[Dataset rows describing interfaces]
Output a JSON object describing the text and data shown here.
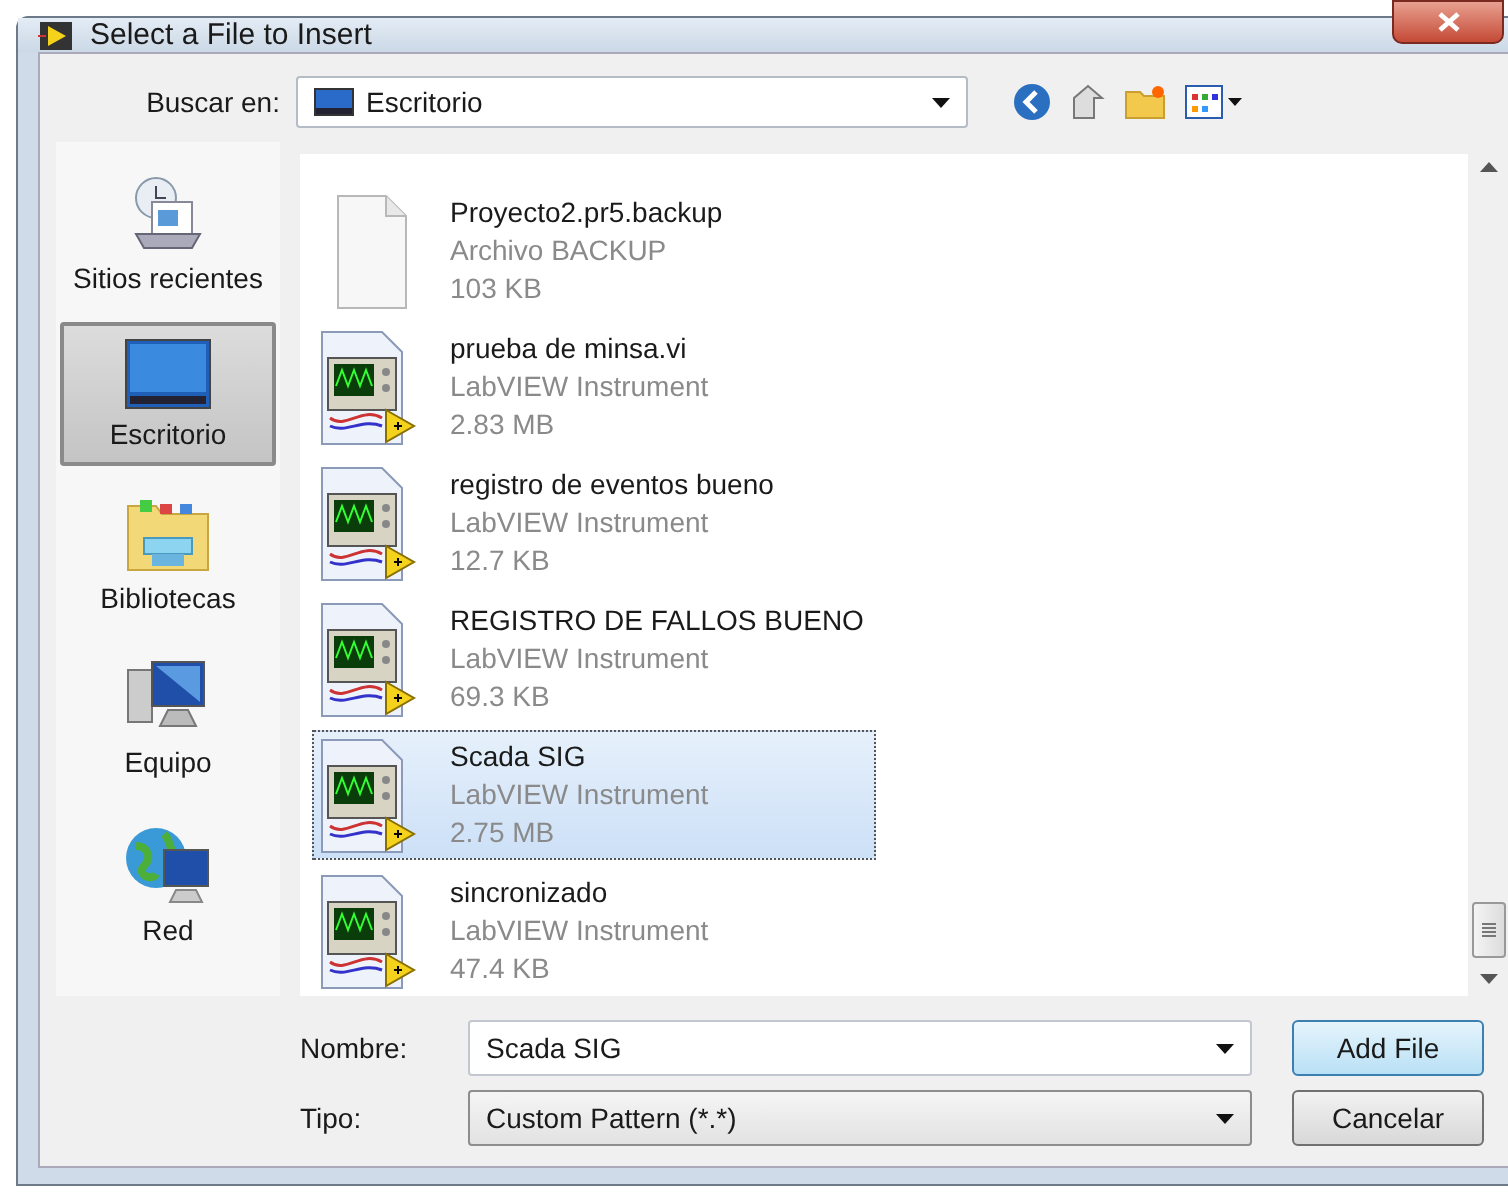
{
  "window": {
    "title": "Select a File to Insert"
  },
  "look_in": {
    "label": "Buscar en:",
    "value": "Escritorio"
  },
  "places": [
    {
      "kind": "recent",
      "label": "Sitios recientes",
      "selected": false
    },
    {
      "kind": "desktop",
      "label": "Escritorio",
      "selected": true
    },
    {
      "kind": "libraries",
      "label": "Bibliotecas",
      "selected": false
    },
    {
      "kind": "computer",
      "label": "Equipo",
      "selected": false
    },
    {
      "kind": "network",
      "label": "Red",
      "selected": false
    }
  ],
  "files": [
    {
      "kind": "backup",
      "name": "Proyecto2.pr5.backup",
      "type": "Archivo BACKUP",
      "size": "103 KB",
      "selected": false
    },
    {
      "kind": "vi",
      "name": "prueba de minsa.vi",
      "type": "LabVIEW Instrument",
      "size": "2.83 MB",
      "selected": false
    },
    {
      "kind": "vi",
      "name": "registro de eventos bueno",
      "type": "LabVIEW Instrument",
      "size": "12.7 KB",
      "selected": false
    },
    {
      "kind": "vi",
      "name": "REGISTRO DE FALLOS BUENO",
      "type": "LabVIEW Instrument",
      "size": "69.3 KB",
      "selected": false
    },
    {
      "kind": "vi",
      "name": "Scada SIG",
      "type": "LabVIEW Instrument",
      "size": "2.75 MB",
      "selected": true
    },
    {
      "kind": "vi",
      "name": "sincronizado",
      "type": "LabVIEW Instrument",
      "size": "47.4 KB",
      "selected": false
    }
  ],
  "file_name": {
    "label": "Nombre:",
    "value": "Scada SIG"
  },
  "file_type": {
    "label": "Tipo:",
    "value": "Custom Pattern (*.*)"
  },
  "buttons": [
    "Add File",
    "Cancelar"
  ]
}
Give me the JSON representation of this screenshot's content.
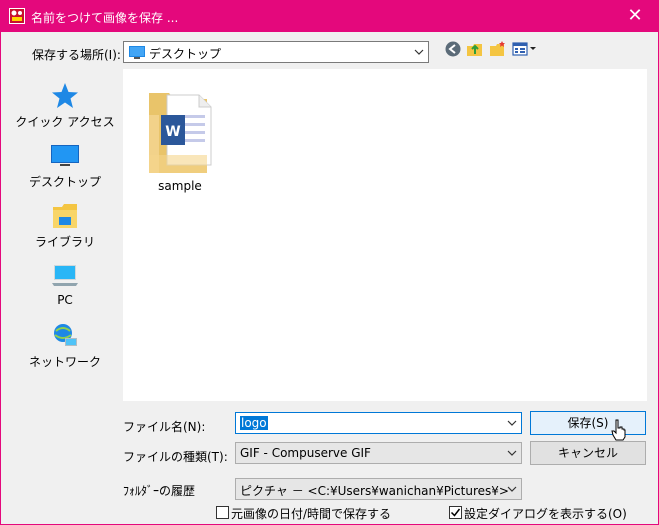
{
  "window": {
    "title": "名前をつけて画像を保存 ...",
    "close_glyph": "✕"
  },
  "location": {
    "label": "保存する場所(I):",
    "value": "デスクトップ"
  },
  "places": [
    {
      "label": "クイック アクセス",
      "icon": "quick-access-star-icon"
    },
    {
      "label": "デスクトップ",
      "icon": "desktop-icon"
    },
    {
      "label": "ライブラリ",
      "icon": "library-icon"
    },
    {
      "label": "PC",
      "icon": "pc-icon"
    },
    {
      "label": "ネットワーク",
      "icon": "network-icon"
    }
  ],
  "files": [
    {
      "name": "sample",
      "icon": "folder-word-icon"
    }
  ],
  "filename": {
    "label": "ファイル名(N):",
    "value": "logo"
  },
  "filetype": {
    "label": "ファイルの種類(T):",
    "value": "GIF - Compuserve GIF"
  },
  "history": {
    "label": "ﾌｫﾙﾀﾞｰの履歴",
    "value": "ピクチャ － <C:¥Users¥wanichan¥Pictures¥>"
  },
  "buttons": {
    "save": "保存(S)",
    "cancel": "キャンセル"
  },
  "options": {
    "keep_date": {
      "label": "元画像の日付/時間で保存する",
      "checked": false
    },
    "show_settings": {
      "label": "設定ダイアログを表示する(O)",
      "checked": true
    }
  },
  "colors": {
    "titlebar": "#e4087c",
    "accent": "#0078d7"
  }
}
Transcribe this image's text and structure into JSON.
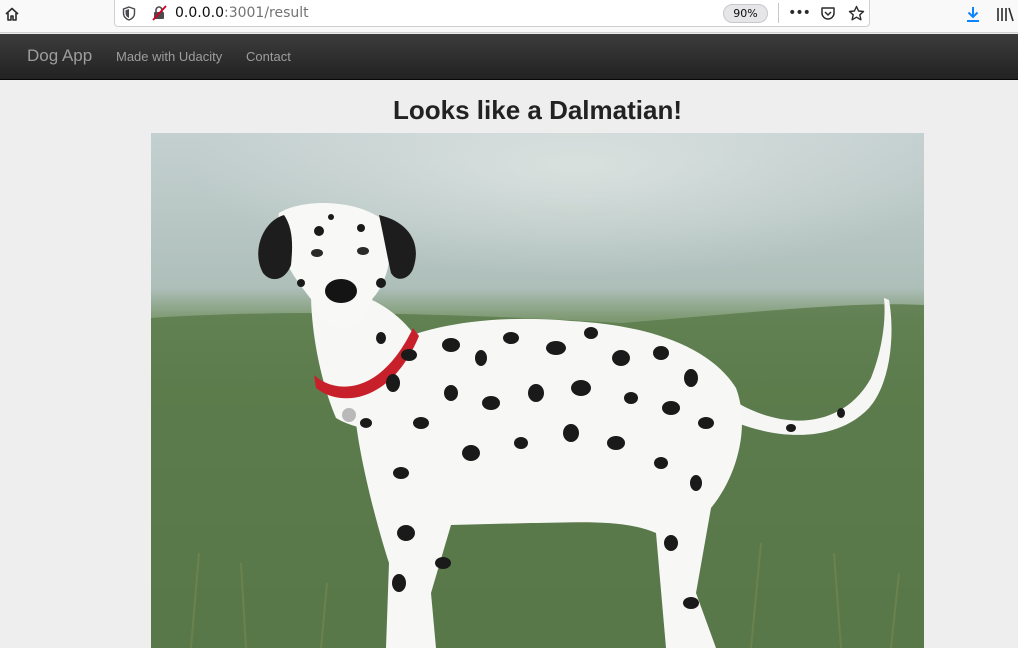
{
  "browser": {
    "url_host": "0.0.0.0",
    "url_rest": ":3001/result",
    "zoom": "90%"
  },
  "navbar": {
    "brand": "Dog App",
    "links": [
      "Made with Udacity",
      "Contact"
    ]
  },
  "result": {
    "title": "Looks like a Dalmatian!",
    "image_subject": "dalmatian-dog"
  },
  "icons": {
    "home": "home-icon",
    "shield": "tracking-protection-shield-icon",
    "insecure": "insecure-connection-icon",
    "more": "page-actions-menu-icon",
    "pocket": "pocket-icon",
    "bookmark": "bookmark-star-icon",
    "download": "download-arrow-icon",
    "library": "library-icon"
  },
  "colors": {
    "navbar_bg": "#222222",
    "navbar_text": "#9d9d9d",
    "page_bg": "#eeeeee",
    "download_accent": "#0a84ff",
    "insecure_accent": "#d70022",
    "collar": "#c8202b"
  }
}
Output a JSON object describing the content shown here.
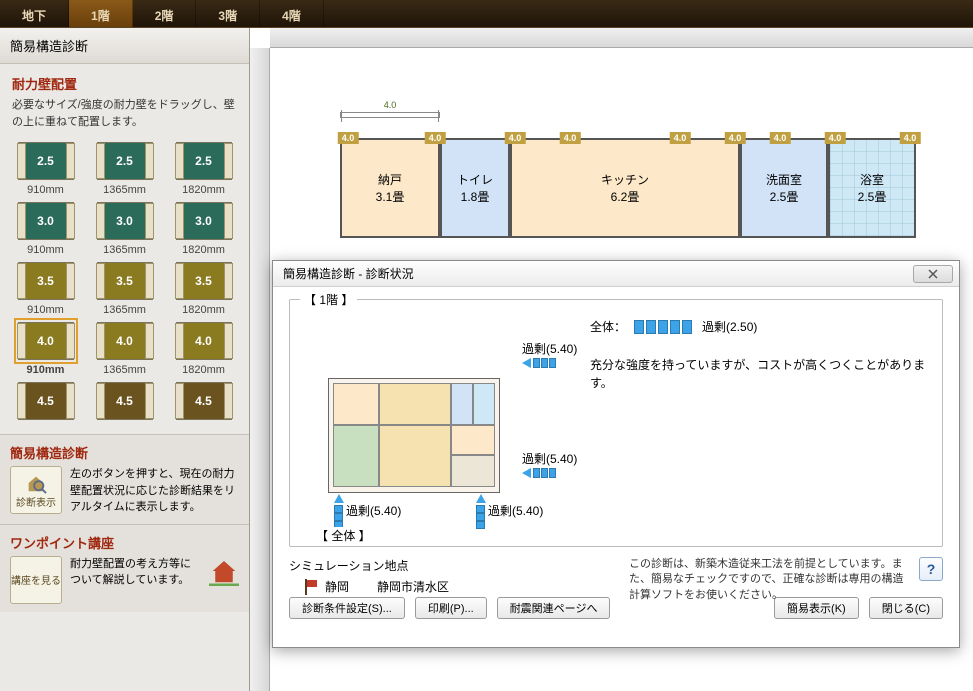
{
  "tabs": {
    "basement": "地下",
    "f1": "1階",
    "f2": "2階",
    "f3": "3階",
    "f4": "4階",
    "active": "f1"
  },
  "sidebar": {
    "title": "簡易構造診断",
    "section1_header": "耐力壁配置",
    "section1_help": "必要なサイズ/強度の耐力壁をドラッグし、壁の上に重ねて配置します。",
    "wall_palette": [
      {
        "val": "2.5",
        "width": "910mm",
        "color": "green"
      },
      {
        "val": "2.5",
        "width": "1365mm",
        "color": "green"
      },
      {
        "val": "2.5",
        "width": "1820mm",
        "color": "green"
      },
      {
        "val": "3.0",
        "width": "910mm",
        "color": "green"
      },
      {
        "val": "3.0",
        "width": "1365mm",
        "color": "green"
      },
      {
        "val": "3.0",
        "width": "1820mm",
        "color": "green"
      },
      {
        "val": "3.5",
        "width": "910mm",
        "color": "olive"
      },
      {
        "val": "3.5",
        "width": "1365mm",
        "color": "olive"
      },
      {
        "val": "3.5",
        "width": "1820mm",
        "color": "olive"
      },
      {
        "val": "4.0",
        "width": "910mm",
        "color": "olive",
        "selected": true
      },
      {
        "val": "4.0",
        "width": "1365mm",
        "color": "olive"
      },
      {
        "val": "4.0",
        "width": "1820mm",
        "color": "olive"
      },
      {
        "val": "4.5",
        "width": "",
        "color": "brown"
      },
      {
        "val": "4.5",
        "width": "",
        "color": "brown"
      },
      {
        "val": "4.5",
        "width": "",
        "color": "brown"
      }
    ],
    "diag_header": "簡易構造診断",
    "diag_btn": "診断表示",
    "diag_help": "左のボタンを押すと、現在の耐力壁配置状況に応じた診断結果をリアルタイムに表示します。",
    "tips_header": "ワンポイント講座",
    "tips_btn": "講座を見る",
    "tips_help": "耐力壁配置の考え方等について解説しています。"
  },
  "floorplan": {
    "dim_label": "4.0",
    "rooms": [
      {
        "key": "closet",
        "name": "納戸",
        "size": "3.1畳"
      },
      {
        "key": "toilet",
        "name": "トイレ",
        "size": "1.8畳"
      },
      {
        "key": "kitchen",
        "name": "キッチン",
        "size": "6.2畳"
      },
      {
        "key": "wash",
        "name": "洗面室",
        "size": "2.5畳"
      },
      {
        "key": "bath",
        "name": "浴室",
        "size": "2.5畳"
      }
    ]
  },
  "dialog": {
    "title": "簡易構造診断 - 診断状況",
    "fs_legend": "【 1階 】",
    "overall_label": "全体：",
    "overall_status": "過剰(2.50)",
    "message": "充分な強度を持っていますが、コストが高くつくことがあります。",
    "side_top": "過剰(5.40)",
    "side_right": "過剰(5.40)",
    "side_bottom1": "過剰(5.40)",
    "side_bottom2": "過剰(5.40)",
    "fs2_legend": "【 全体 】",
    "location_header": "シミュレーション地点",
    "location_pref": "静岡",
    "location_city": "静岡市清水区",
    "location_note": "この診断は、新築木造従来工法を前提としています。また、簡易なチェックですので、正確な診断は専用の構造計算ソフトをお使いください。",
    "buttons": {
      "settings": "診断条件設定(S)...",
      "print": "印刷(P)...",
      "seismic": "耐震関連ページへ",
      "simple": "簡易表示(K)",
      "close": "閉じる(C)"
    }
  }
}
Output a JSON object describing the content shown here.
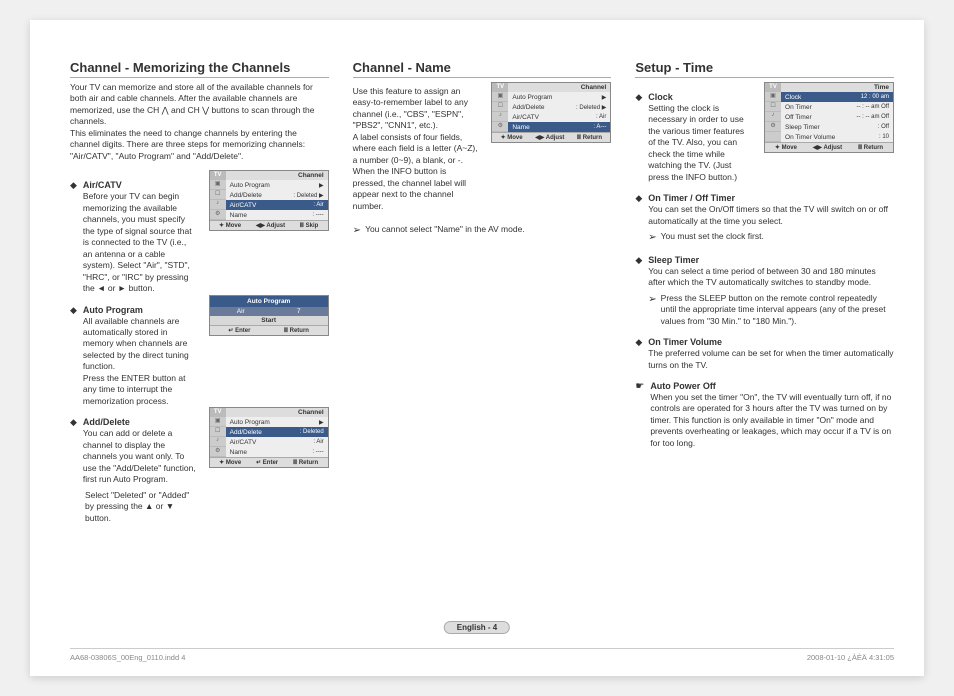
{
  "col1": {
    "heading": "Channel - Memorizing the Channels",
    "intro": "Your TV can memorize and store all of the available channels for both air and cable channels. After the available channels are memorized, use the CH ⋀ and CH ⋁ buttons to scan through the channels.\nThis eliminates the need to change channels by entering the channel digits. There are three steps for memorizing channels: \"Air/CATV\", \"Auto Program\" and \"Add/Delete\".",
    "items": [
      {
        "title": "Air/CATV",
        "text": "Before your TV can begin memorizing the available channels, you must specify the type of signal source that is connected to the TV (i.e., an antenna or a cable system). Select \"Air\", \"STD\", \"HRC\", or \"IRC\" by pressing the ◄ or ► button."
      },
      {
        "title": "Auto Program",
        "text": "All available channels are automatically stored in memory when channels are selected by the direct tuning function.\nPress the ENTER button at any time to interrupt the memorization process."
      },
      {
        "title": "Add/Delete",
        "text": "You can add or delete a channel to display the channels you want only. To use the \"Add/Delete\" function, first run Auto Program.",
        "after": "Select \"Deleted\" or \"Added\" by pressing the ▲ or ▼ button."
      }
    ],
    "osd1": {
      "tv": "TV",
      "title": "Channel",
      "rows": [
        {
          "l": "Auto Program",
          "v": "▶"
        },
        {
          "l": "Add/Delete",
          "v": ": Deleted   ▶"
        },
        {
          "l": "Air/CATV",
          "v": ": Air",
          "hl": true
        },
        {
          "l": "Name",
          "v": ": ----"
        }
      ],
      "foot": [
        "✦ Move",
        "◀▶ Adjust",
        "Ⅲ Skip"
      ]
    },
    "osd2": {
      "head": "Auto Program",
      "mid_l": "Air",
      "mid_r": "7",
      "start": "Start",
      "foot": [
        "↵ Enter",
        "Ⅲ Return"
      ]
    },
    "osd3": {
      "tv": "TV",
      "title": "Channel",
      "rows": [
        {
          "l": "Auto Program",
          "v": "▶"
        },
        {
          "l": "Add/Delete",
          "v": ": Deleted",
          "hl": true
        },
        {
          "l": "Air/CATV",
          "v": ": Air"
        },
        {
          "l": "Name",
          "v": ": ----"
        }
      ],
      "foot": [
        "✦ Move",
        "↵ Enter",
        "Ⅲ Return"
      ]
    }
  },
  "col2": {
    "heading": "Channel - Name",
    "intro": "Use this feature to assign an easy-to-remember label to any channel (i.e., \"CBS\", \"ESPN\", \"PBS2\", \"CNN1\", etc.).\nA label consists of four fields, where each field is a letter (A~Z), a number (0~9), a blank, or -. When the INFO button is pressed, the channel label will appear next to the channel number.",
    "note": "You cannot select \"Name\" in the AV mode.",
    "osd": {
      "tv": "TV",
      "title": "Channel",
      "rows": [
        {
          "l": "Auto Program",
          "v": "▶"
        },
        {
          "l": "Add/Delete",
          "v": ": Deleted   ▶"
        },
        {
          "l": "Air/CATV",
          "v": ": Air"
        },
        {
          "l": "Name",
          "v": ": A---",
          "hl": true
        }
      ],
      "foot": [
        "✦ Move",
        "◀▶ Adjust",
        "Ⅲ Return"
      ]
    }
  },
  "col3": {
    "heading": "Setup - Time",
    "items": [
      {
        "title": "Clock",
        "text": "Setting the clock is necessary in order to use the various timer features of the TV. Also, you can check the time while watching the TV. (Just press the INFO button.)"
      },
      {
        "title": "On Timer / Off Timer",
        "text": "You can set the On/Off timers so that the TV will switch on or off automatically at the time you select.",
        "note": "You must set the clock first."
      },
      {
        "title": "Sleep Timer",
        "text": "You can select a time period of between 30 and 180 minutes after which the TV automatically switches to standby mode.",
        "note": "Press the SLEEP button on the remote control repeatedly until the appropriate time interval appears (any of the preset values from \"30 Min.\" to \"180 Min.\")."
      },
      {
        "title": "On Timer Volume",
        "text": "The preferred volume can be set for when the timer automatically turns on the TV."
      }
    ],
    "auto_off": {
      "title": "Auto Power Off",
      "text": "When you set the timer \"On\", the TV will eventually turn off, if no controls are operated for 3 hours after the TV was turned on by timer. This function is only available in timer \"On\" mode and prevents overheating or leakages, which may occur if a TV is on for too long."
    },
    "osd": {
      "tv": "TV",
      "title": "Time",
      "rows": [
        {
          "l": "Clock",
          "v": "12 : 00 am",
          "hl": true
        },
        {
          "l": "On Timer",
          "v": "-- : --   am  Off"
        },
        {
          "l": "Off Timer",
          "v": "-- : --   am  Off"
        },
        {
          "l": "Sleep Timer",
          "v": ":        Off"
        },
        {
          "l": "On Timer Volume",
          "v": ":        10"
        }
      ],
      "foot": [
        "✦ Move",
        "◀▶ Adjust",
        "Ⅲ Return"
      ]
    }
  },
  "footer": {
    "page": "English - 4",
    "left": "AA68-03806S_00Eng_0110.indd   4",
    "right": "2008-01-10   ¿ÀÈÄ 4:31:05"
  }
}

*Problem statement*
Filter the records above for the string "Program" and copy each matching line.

*Output of the task*
    "intro": "Your TV can memorize and store all of the available channels for both air and cable channels. After the available channels are memorized, use the CH ⋀ and CH ⋁ buttons to scan through the channels.\nThis eliminates the need to change channels by entering the channel digits. There are three steps for memorizing channels: \"Air/CATV\", \"Auto Program\" and \"Add/Delete\".",
        "title": "Auto Program",
        "text": "You can add or delete a channel to display the channels you want only. To use the \"Add/Delete\" function, first run Auto Program.",
          "l": "Auto Program",
      "head": "Auto Program",
          "l": "Auto Program",
          "l": "Auto Program",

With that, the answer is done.